Unity Among the People Part 3
by John Lowe
(Laurens SC, USA)
did eat their meat with gladness and singleness of heart,
They “did eat their meat with gladness” signifies an attitude of great thankfulness to the God from whom they received their daily food, acknowledging that it all came from Him, and that they did not deserve His mercy, and so they ate together with much cheerfulness and friendliness for one another, without complaining about their lot, or envying each other, or without resenting what each other partook of. This is one of the effects of religion. It is far from gloom; it diffuses happiness over the mind; it bestows additional joy in the participation of even our ordinary pleasures.

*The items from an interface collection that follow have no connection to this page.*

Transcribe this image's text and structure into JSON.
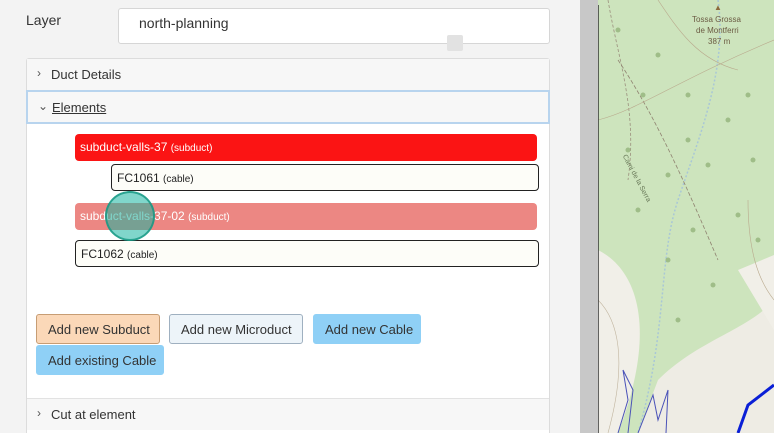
{
  "layer": {
    "label": "Layer",
    "value": "north-planning"
  },
  "sections": {
    "duct_details": {
      "label": "Duct Details",
      "chevron": "chevron-right-icon"
    },
    "elements": {
      "label": "Elements",
      "chevron": "chevron-down-icon"
    },
    "cut": {
      "label": "Cut at element",
      "chevron": "chevron-right-icon"
    }
  },
  "elements": [
    {
      "name": "subduct-valls-37",
      "type": "(subduct)"
    },
    {
      "name": "FC1061",
      "type": "(cable)"
    },
    {
      "name": "subduct-valls-37-02",
      "type": "(subduct)"
    },
    {
      "name": "FC1062",
      "type": "(cable)"
    }
  ],
  "buttons": {
    "add_subduct": "Add new Subduct",
    "add_microduct": "Add new Microduct",
    "add_cable": "Add new Cable",
    "add_existing": "Add existing Cable"
  },
  "map": {
    "peak_name_1": "Tossa Grossa",
    "peak_name_2": "de Montferri",
    "peak_elevation": "387 m",
    "path_label": "Cami de la Serra"
  },
  "colors": {
    "subduct_active": "#fb1414",
    "subduct_inactive": "#ec8783",
    "accent": "#8fd0f6",
    "focus_border": "#b8d4ee",
    "route": "#0a1fd6"
  }
}
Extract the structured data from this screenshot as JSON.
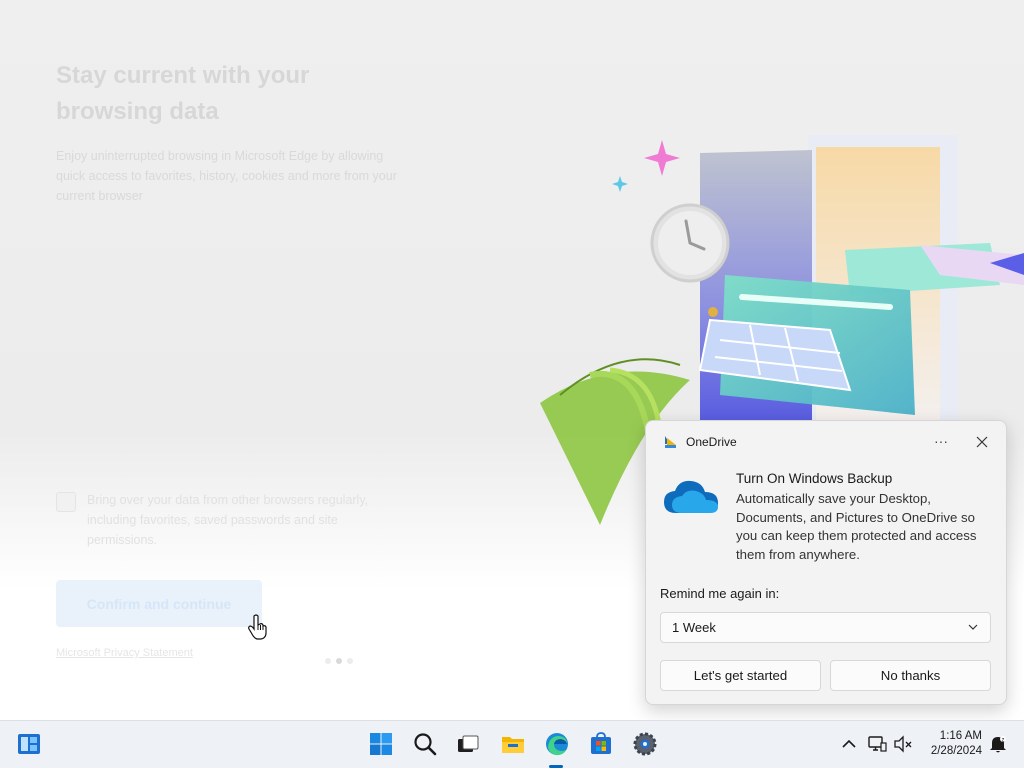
{
  "edge_setup": {
    "title": "Stay current with your browsing data",
    "description": "Enjoy uninterrupted browsing in Microsoft Edge by allowing quick access to favorites, history, cookies and more from your current browser",
    "import_checkbox_label": "Bring over your data from other browsers regularly, including favorites, saved passwords and site permissions.",
    "confirm_button": "Confirm and continue",
    "privacy_link": "Microsoft Privacy Statement"
  },
  "toast": {
    "app_name": "OneDrive",
    "more_icon": "more-horizontal-icon",
    "close_icon": "close-icon",
    "title": "Turn On Windows Backup",
    "body": "Automatically save your Desktop, Documents, and Pictures to OneDrive so you can keep them protected and access them from anywhere.",
    "remind_label": "Remind me again in:",
    "remind_selected": "1 Week",
    "primary_button": "Let's get started",
    "secondary_button": "No thanks"
  },
  "taskbar": {
    "icons": [
      "widgets-icon",
      "start-icon",
      "search-icon",
      "task-view-icon",
      "file-explorer-icon",
      "edge-icon",
      "store-icon",
      "settings-icon"
    ],
    "tray_icons": [
      "chevron-up-icon",
      "network-icon",
      "volume-muted-icon",
      "notification-icon"
    ],
    "time": "1:16 AM",
    "date": "2/28/2024"
  },
  "colors": {
    "accent": "#0067c0",
    "toast_bg": "#f3f3f3",
    "taskbar_bg": "#eef1f5"
  }
}
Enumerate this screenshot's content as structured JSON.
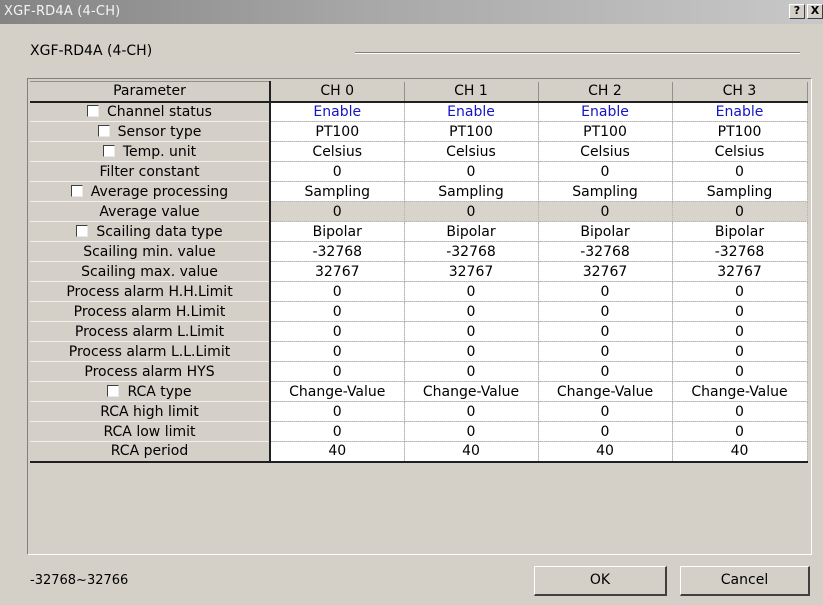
{
  "window": {
    "title": "XGF-RD4A (4-CH)",
    "help_label": "?",
    "close_label": "X"
  },
  "group": {
    "label": "XGF-RD4A (4-CH)"
  },
  "table": {
    "columns": [
      "Parameter",
      "CH 0",
      "CH 1",
      "CH 2",
      "CH 3"
    ],
    "rows": [
      {
        "label": "Channel status",
        "checkbox": true,
        "values": [
          "Enable",
          "Enable",
          "Enable",
          "Enable"
        ],
        "value_color": "#1414c8"
      },
      {
        "label": "Sensor type",
        "checkbox": true,
        "values": [
          "PT100",
          "PT100",
          "PT100",
          "PT100"
        ]
      },
      {
        "label": "Temp. unit",
        "checkbox": true,
        "values": [
          "Celsius",
          "Celsius",
          "Celsius",
          "Celsius"
        ]
      },
      {
        "label": "Filter constant",
        "checkbox": false,
        "values": [
          "0",
          "0",
          "0",
          "0"
        ]
      },
      {
        "label": "Average processing",
        "checkbox": true,
        "values": [
          "Sampling",
          "Sampling",
          "Sampling",
          "Sampling"
        ]
      },
      {
        "label": "Average value",
        "checkbox": false,
        "values": [
          "0",
          "0",
          "0",
          "0"
        ],
        "read_only": true
      },
      {
        "label": "Scailing data type",
        "checkbox": true,
        "values": [
          "Bipolar",
          "Bipolar",
          "Bipolar",
          "Bipolar"
        ]
      },
      {
        "label": "Scailing min. value",
        "checkbox": false,
        "values": [
          "-32768",
          "-32768",
          "-32768",
          "-32768"
        ]
      },
      {
        "label": "Scailing max. value",
        "checkbox": false,
        "values": [
          "32767",
          "32767",
          "32767",
          "32767"
        ]
      },
      {
        "label": "Process alarm H.H.Limit",
        "checkbox": false,
        "values": [
          "0",
          "0",
          "0",
          "0"
        ]
      },
      {
        "label": "Process alarm H.Limit",
        "checkbox": false,
        "values": [
          "0",
          "0",
          "0",
          "0"
        ]
      },
      {
        "label": "Process alarm L.Limit",
        "checkbox": false,
        "values": [
          "0",
          "0",
          "0",
          "0"
        ]
      },
      {
        "label": "Process alarm L.L.Limit",
        "checkbox": false,
        "values": [
          "0",
          "0",
          "0",
          "0"
        ]
      },
      {
        "label": "Process alarm HYS",
        "checkbox": false,
        "values": [
          "0",
          "0",
          "0",
          "0"
        ]
      },
      {
        "label": "RCA type",
        "checkbox": true,
        "values": [
          "Change-Value",
          "Change-Value",
          "Change-Value",
          "Change-Value"
        ]
      },
      {
        "label": "RCA high limit",
        "checkbox": false,
        "values": [
          "0",
          "0",
          "0",
          "0"
        ]
      },
      {
        "label": "RCA low limit",
        "checkbox": false,
        "values": [
          "0",
          "0",
          "0",
          "0"
        ]
      },
      {
        "label": "RCA period",
        "checkbox": false,
        "values": [
          "40",
          "40",
          "40",
          "40"
        ]
      }
    ]
  },
  "footer": {
    "range_text": "-32768~32766",
    "ok_label": "OK",
    "cancel_label": "Cancel"
  }
}
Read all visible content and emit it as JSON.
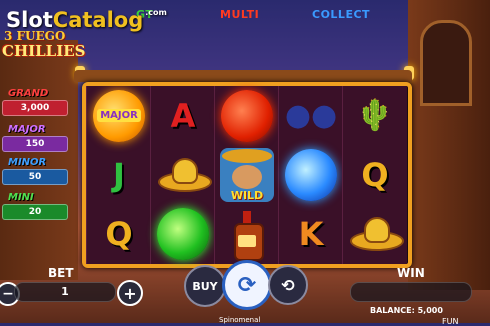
{
  "header": {
    "watermark_part1": "Slot",
    "watermark_part2": "Catalog",
    "watermark_suffix": ".com",
    "feature_labels": [
      {
        "text": "GT",
        "color": "#3ad03a"
      },
      {
        "text": "MULTI",
        "color": "#ff3a20"
      },
      {
        "text": "COLLECT",
        "color": "#3a9aff"
      }
    ]
  },
  "logo": {
    "line1": "3 FUEGO",
    "line2": "CHILLIES"
  },
  "jackpots": [
    {
      "label": "GRAND",
      "value": "3,000",
      "label_color": "#ff4040",
      "bar_color": "#c02030"
    },
    {
      "label": "MAJOR",
      "value": "150",
      "label_color": "#d070ff",
      "bar_color": "#7a2aa0"
    },
    {
      "label": "MINOR",
      "value": "50",
      "label_color": "#40a0ff",
      "bar_color": "#1a5aa0"
    },
    {
      "label": "MINI",
      "value": "20",
      "label_color": "#50e050",
      "bar_color": "#1a8a2a"
    }
  ],
  "reels": [
    [
      {
        "kind": "orb-orange",
        "text": "MAJOR"
      },
      {
        "kind": "letter",
        "text": "J",
        "color": "#30c040"
      },
      {
        "kind": "letter",
        "text": "Q",
        "color": "#f0b020"
      }
    ],
    [
      {
        "kind": "letter",
        "text": "A",
        "color": "#e02020"
      },
      {
        "kind": "sombrero",
        "text": ""
      },
      {
        "kind": "orb-green",
        "text": ""
      }
    ],
    [
      {
        "kind": "orb-red",
        "text": ""
      },
      {
        "kind": "wild",
        "text": "WILD"
      },
      {
        "kind": "bottle",
        "text": ""
      }
    ],
    [
      {
        "kind": "maracas",
        "text": "●●"
      },
      {
        "kind": "orb-blue",
        "text": ""
      },
      {
        "kind": "letter",
        "text": "K",
        "color": "#f08a20"
      }
    ],
    [
      {
        "kind": "cactus",
        "text": "🌵"
      },
      {
        "kind": "letter",
        "text": "Q",
        "color": "#f0b020"
      },
      {
        "kind": "sombrero",
        "text": ""
      }
    ]
  ],
  "controls": {
    "bet_label": "BET",
    "bet_value": "1",
    "minus": "−",
    "plus": "+",
    "buy_label": "BUY",
    "spin_icon": "⟳",
    "autoplay_icon": "⟲",
    "win_label": "WIN",
    "win_value": "",
    "balance": "BALANCE: 5,000",
    "mode": "FUN",
    "provider": "Spinomenal"
  }
}
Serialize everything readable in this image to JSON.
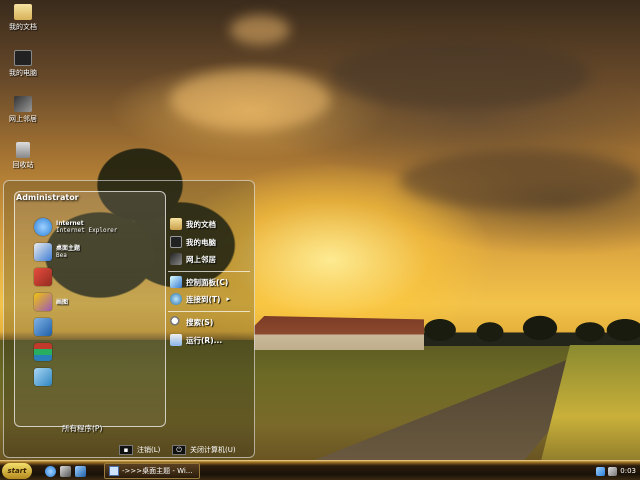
{
  "desktop": {
    "icons": [
      {
        "label": "我的文档",
        "icon": "folder-icon"
      },
      {
        "label": "我的电脑",
        "icon": "computer-icon"
      },
      {
        "label": "网上邻居",
        "icon": "network-icon"
      },
      {
        "label": "回收站",
        "icon": "recycle-bin-icon"
      }
    ]
  },
  "start_menu": {
    "user": "Administrator",
    "programs": [
      {
        "title": "Internet",
        "subtitle": "Internet Explorer",
        "icon": "internet-explorer-icon",
        "color": "#2a7fd8"
      },
      {
        "title": "桌面主题",
        "subtitle": "Bea",
        "icon": "theme-icon",
        "color": "#e8e8e8"
      },
      {
        "title": "",
        "subtitle": "",
        "icon": "media-player-icon",
        "color": "#c0392b"
      },
      {
        "title": "画图",
        "subtitle": "",
        "icon": "paint-icon",
        "color": "#9b59b6"
      },
      {
        "title": "",
        "subtitle": "",
        "icon": "messenger-icon",
        "color": "#3b86d0"
      },
      {
        "title": "",
        "subtitle": "",
        "icon": "winrar-icon",
        "color": "#8e44ad"
      },
      {
        "title": "",
        "subtitle": "",
        "icon": "tour-icon",
        "color": "#3498db"
      }
    ],
    "all_programs": "所有程序(P)",
    "right_items": [
      {
        "label": "我的文档",
        "icon": "documents-icon"
      },
      {
        "label": "我的电脑",
        "icon": "computer-icon"
      },
      {
        "label": "网上邻居",
        "icon": "network-icon"
      },
      {
        "label": "控制面板(C)",
        "icon": "control-panel-icon"
      },
      {
        "label": "连接到(T)",
        "icon": "connect-icon"
      },
      {
        "label": "搜索(S)",
        "icon": "search-icon"
      },
      {
        "label": "运行(R)...",
        "icon": "run-icon"
      }
    ],
    "logoff": "注销(L)",
    "shutdown": "关闭计算机(U)"
  },
  "taskbar": {
    "start_label": "start",
    "task_title": "->>>桌面主题 - Wi...",
    "clock": "0:03"
  },
  "colors": {
    "taskbar_accent": "#c9a04a",
    "start_button": "#f4e06a"
  }
}
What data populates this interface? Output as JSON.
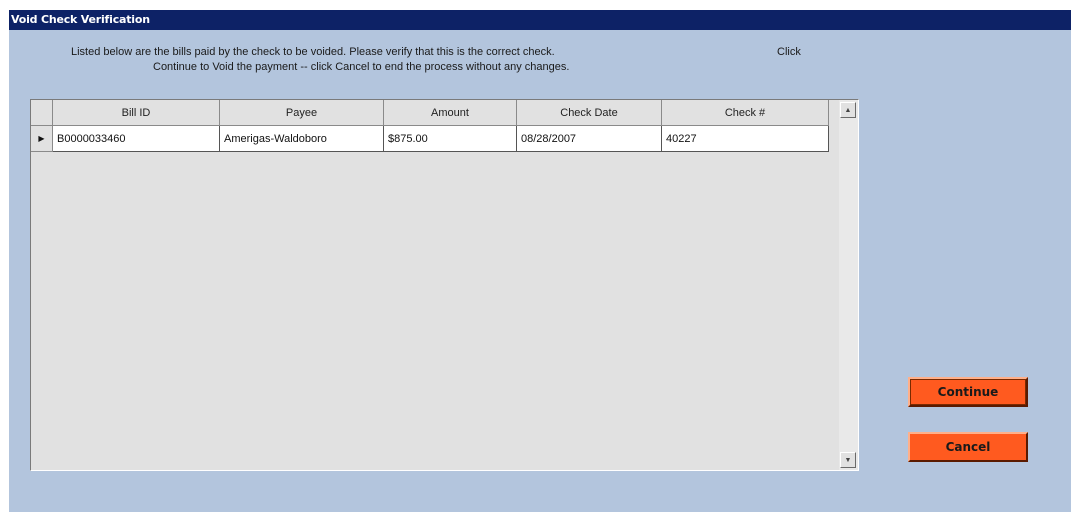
{
  "window": {
    "title": "Void Check Verification"
  },
  "instructions": {
    "line1": "Listed below are the bills paid by the check to be voided.  Please verify that this is the correct check.",
    "click": "Click",
    "line2": "Continue to Void the payment -- click Cancel to end the process without any changes."
  },
  "grid": {
    "columns": [
      "Bill ID",
      "Payee",
      "Amount",
      "Check Date",
      "Check #"
    ],
    "rows": [
      {
        "selector": "current-record-arrow",
        "bill_id": "B0000033460",
        "payee": "Amerigas-Waldoboro",
        "amount": "$875.00",
        "check_date": "08/28/2007",
        "check_number": "40227"
      }
    ]
  },
  "buttons": {
    "continue": "Continue",
    "cancel": "Cancel"
  },
  "colors": {
    "titlebar": "#0d2266",
    "window_bg": "#b3c5dd",
    "grid_bg": "#e1e1e1",
    "button": "#ff5a1f"
  }
}
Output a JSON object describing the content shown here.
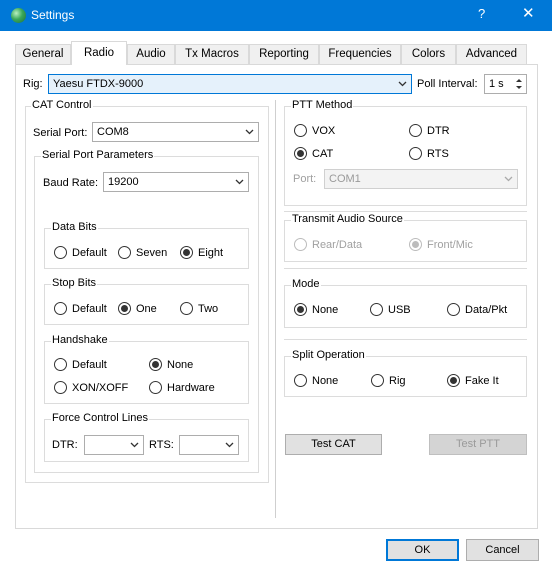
{
  "window": {
    "title": "Settings",
    "help": "?",
    "close": "✕"
  },
  "tabs": [
    {
      "label": "General"
    },
    {
      "label": "Radio"
    },
    {
      "label": "Audio"
    },
    {
      "label": "Tx Macros"
    },
    {
      "label": "Reporting"
    },
    {
      "label": "Frequencies"
    },
    {
      "label": "Colors"
    },
    {
      "label": "Advanced"
    }
  ],
  "active_tab": "Radio",
  "rig": {
    "label": "Rig:",
    "value": "Yaesu FTDX-9000"
  },
  "poll": {
    "label": "Poll Interval:",
    "value": "1 s"
  },
  "cat": {
    "title": "CAT Control",
    "serial_port_label": "Serial Port:",
    "serial_port_value": "COM8",
    "params_title": "Serial Port Parameters",
    "baud_label": "Baud Rate:",
    "baud_value": "19200",
    "data_bits": {
      "title": "Data Bits",
      "options": [
        "Default",
        "Seven",
        "Eight"
      ],
      "selected": "Eight"
    },
    "stop_bits": {
      "title": "Stop Bits",
      "options": [
        "Default",
        "One",
        "Two"
      ],
      "selected": "One"
    },
    "handshake": {
      "title": "Handshake",
      "options": [
        "Default",
        "None",
        "XON/XOFF",
        "Hardware"
      ],
      "selected": "None"
    },
    "force": {
      "title": "Force Control Lines",
      "dtr_label": "DTR:",
      "rts_label": "RTS:"
    }
  },
  "ptt": {
    "title": "PTT Method",
    "options": [
      "VOX",
      "DTR",
      "CAT",
      "RTS"
    ],
    "selected": "CAT",
    "port_label": "Port:",
    "port_value": "COM1"
  },
  "audio_source": {
    "title": "Transmit Audio Source",
    "options": [
      "Rear/Data",
      "Front/Mic"
    ],
    "selected": "Front/Mic"
  },
  "mode": {
    "title": "Mode",
    "options": [
      "None",
      "USB",
      "Data/Pkt"
    ],
    "selected": "None"
  },
  "split": {
    "title": "Split Operation",
    "options": [
      "None",
      "Rig",
      "Fake It"
    ],
    "selected": "Fake It"
  },
  "buttons": {
    "test_cat": "Test CAT",
    "test_ptt": "Test PTT",
    "ok": "OK",
    "cancel": "Cancel"
  },
  "colors": {
    "title_bar": "#0078d7",
    "focus": "#0078d7"
  }
}
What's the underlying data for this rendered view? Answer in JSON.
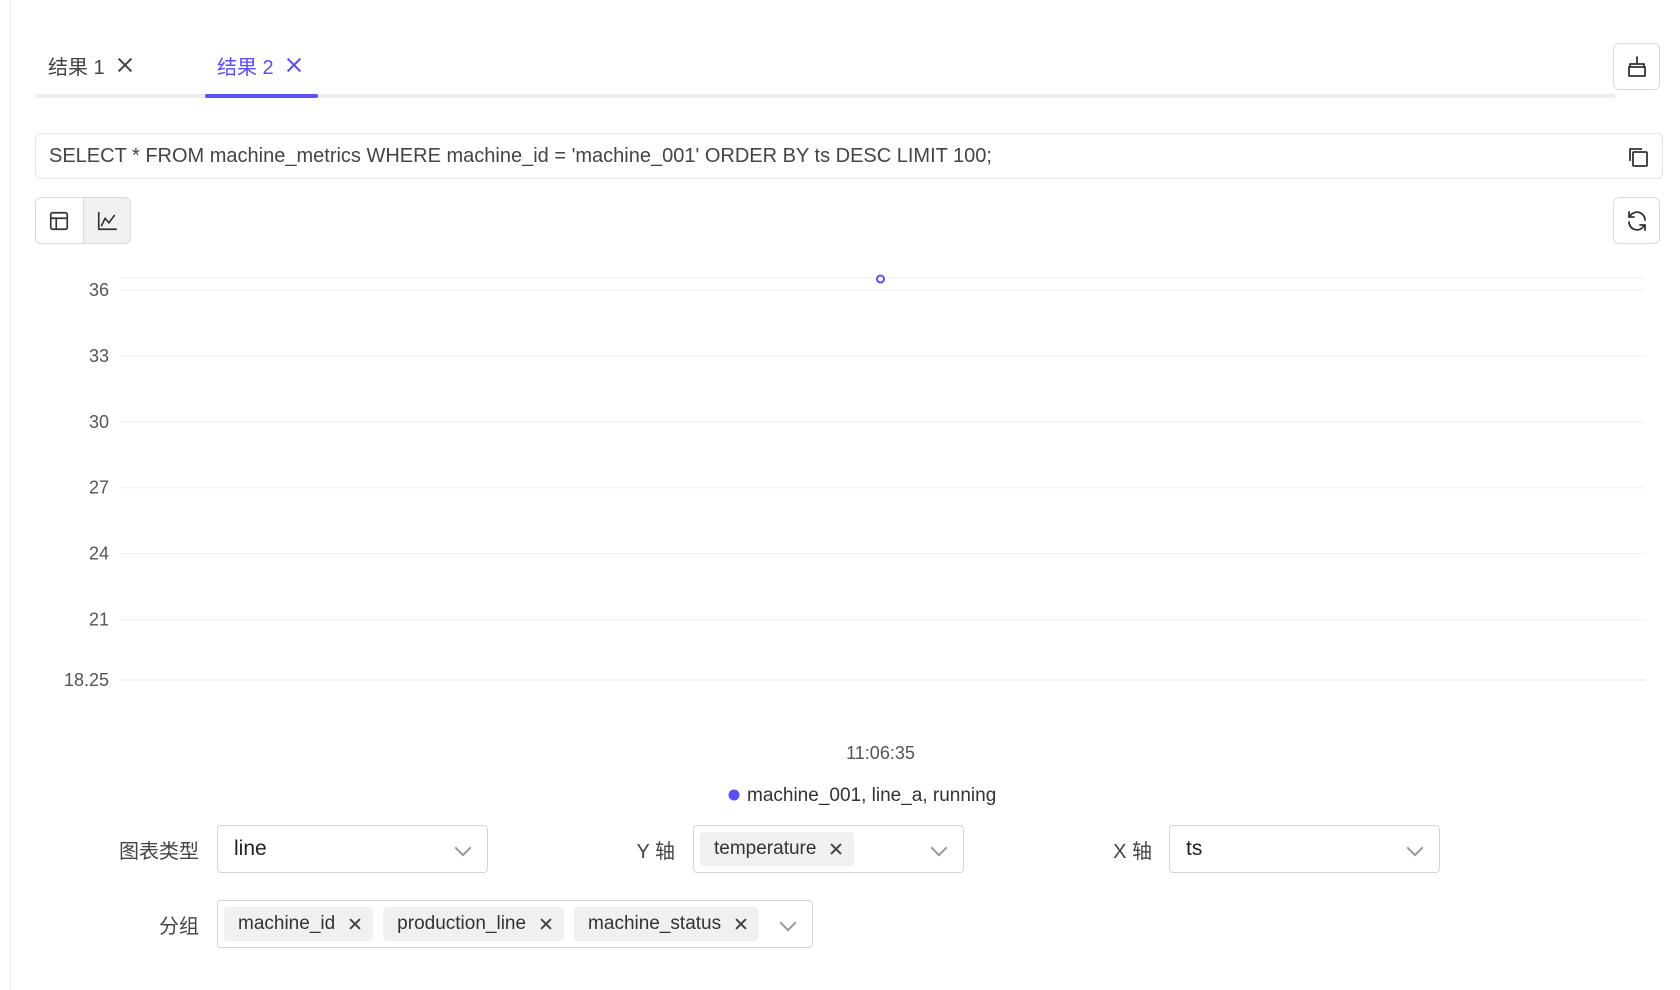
{
  "tabs": [
    {
      "label": "结果 1",
      "active": false
    },
    {
      "label": "结果 2",
      "active": true
    }
  ],
  "query": {
    "sql": "SELECT * FROM machine_metrics WHERE machine_id = 'machine_001' ORDER BY ts DESC LIMIT 100;"
  },
  "colors": {
    "accent": "#5b4ff5"
  },
  "icons": {
    "clear": "broom-icon",
    "copy": "copy-icon",
    "refresh": "refresh-icon",
    "table_view": "table-icon",
    "chart_view": "line-chart-icon"
  },
  "chart_data": {
    "type": "line",
    "title": "",
    "xlabel": "",
    "ylabel": "",
    "ylim": [
      18.25,
      37
    ],
    "yticks": [
      18.25,
      21,
      24,
      27,
      30,
      33,
      36
    ],
    "x": [
      "11:06:35"
    ],
    "series": [
      {
        "name": "machine_001, line_a, running",
        "values": [
          36.5
        ],
        "color": "#5b4ff5"
      }
    ],
    "grid": true,
    "legend_position": "bottom"
  },
  "form": {
    "chart_type": {
      "label": "图表类型",
      "value": "line"
    },
    "y_axis": {
      "label": "Y 轴",
      "tags": [
        "temperature"
      ]
    },
    "x_axis": {
      "label": "X 轴",
      "value": "ts"
    },
    "group": {
      "label": "分组",
      "tags": [
        "machine_id",
        "production_line",
        "machine_status"
      ]
    }
  }
}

“And singleness of heart” means without deceit and hypocrisy; either in their thanksgivings to God, or in their fellowship with each other; and with great sincerity, openness, and frankness before God, and one another. This also means “with a sincere and pure heart.” They were satisfied and thankful. They were not puzzled or anxious; nor were they desiring the luxurious living, or the vain objects of the people of the world (See Romans 12:8; 2 Corinthians 1:12; Colossians 3:22; Ephesians 6:5). The Syriac version joins this clause with the beginning of the next verse; "with singleness of heart, praising God.”
“Did eat their meat” proves that it does not refer to the Lord's Supper; because that ordinance is nowhere represented as being part of an ordinary meal, or for the purpose of nourishing the body (See 1 Corinthians 11:33, 34).
47 Praising God, and having favour with all the people. And the Lord added to the church daily such as should be saved.
These new Christians were “praising God,” not only for their secular blessings and pleasures of life, which they shared with each other in a pleasant and joyful manner; but for their spiritual blessings—that the Lord had been pleased to call them by His grace, and reveal Christ to them, and pardon them who had been such vile sinners, give them a name, and a place in his house, and provide them with such agreeable and delightful company to have fellowship with, as the saints were.
and having favour with all the people.
“Having favor with all the people” indicates they not only behaved with true brotherly love towards their brothers and sisters in Christ, but that they treated those outside the fellowship as they would like to be treated; courteously and kindly, and that they lived a life that honored God and their religion, which gained for them the good-will of the people.
And the Lord added to the church daily such as should be saved.
“And the Lord” is a reference to Jesus, as the glorified Head and Ruler of the Church. It was the Lord who did this. There was no power in man to do it; and the Christian loves to trace all the increase of the church to the grace of God: “Nevertheless, more and more men and women believed in the Lord and were added to their number” (Acts 5.14).
The word rendered "church" means "those who are called out," and is applied to Christians who are being called out, or separated from the world. He began with the three thousand converts on Pentecost, but following that miraculous event, converts were added daily (And continued to be added for a long time after Pentecost) by the ministry of the word—many souls were won and “added to the church” (The Holy Spirit caused or inclined them to be joined to the church.); the Holy Spirit inclined their hearts to give themselves to the church, and follow all the ordinances and commands of the Lord. Each one was chosen by God, and each was redeemed by the Lord Jesus’ precious blood, were regenerated and sanctified by the Spirit of God, and so were surely saved; but that cannot always be said about persons added to churches, many of them are not truly saved, and so they soon fall away; but these were added by the Lord, and there is a world of difference between being added by the Lord, and being added by men.
“Such as should be saved” simply expresses the fact that there were those who would be, or who were about to be saved. It is clear, however, from this expression, that those who became members of the church were those who gave proof that they were sincere Christians; such as their life changed for the better, and they were not ashamed of the gospel of Christ. It is implied here, also, that those who are to be saved will join themselves to the church of God. This is almost universally required; and it constitutes one more evidence of piety when they are willing to face the world, and give themselves to the service of the Lord Jesus. Two remarks may be made regarding this last verse of this chapter; one is, that the effect of a consistent Christian life will be to command the respect of the world; and the other is that the effect will be the steady increase in the number of those who are saved. In this case, they were adding to the church on a daily basis and their number was constantly increasing; and the same result may be expected today where there is similar zeal, self-denial, consistency, and prayer.
The appeal in verse 40 was "Save yourselves from this crooked generation." Those who were added to the Church were those who complied with this request, and escaped from complicity with their unbelieving countrymen. They were the remnant that escaped—“Whoever believes and is baptized will be saved, but whoever does not believe will be condemned” (Mark 16:16)—Believes the gospel message; believes in Christ as his Savior. And is baptized. These are the conditions of pardon; faith in Christ and obedience to his command. If anyone does not have enough faith in Christ to obey him, his salvation may be in question. “He that believeth not” remains in a state of unbelief and cannot enter into the kingdom of God—“Whoever believes in him is not condemned, but whoever does not believe stands condemned already because he has not believed in the name of God's one and only Son” (John 3:18).
This is God’s prescription for church growth. If we will follow the example of Acts 2:42-47a, God will take care of growing the church Himself.